Problem statement: Lines with "title": copy each one from the listing below.

[Provided data]

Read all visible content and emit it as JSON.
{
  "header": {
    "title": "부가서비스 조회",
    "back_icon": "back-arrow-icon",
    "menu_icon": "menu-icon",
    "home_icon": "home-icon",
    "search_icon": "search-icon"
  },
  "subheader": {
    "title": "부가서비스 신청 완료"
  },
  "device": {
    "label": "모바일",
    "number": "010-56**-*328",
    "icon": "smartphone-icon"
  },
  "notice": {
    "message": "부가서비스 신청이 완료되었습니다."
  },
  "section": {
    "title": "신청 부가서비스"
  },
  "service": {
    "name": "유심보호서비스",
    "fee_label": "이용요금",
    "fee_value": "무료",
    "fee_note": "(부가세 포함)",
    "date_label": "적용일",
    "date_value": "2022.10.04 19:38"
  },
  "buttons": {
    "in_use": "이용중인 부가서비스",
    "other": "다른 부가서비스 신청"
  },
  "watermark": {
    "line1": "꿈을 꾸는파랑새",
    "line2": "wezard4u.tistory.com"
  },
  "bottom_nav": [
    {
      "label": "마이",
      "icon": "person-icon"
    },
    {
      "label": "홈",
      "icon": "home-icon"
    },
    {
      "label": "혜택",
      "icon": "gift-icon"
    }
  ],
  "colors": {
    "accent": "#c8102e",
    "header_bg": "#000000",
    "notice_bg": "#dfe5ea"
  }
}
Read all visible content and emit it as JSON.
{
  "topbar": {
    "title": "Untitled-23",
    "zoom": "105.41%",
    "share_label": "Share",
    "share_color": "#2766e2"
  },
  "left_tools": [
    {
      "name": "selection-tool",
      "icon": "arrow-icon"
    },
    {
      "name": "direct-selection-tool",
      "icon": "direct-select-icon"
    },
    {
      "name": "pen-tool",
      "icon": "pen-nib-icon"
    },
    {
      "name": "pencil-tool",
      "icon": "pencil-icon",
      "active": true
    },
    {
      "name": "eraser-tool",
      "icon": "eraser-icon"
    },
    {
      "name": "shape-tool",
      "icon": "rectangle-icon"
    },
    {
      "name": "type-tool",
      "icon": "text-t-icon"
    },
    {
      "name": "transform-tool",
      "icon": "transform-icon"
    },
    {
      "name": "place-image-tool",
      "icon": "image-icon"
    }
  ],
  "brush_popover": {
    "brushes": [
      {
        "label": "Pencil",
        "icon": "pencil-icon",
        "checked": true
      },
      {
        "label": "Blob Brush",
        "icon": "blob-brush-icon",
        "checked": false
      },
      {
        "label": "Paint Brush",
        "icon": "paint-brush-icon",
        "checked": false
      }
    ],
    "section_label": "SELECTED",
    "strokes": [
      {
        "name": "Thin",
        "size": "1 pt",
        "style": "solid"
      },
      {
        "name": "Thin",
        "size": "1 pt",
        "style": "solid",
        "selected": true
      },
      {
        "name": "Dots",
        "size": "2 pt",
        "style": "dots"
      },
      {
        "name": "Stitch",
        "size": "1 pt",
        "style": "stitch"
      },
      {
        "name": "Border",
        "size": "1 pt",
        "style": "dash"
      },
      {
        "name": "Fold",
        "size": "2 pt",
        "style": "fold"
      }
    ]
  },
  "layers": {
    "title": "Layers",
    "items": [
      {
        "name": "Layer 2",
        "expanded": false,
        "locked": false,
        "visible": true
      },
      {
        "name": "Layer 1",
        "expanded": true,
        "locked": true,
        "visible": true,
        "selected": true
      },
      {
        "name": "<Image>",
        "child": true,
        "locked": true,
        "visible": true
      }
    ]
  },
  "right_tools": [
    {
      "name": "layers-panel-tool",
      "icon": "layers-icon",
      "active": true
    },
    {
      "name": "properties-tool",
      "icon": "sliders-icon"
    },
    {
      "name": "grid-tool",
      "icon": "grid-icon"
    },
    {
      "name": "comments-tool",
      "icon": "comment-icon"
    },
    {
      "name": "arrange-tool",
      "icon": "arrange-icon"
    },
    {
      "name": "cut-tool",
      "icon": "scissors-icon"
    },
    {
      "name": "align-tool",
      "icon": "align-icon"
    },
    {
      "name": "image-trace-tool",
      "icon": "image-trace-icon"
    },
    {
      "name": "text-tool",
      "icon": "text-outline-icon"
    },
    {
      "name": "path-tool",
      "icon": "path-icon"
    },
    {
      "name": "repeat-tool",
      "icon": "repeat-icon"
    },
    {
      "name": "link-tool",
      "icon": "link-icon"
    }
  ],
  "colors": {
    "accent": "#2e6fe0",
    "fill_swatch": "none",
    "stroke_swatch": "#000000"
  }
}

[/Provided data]

Answer to this problem:
    "title": "부가서비스 조회",
    "title": "부가서비스 신청 완료"
    "title": "신청 부가서비스"
    "title": "Untitled-23",
    "title": "Layers",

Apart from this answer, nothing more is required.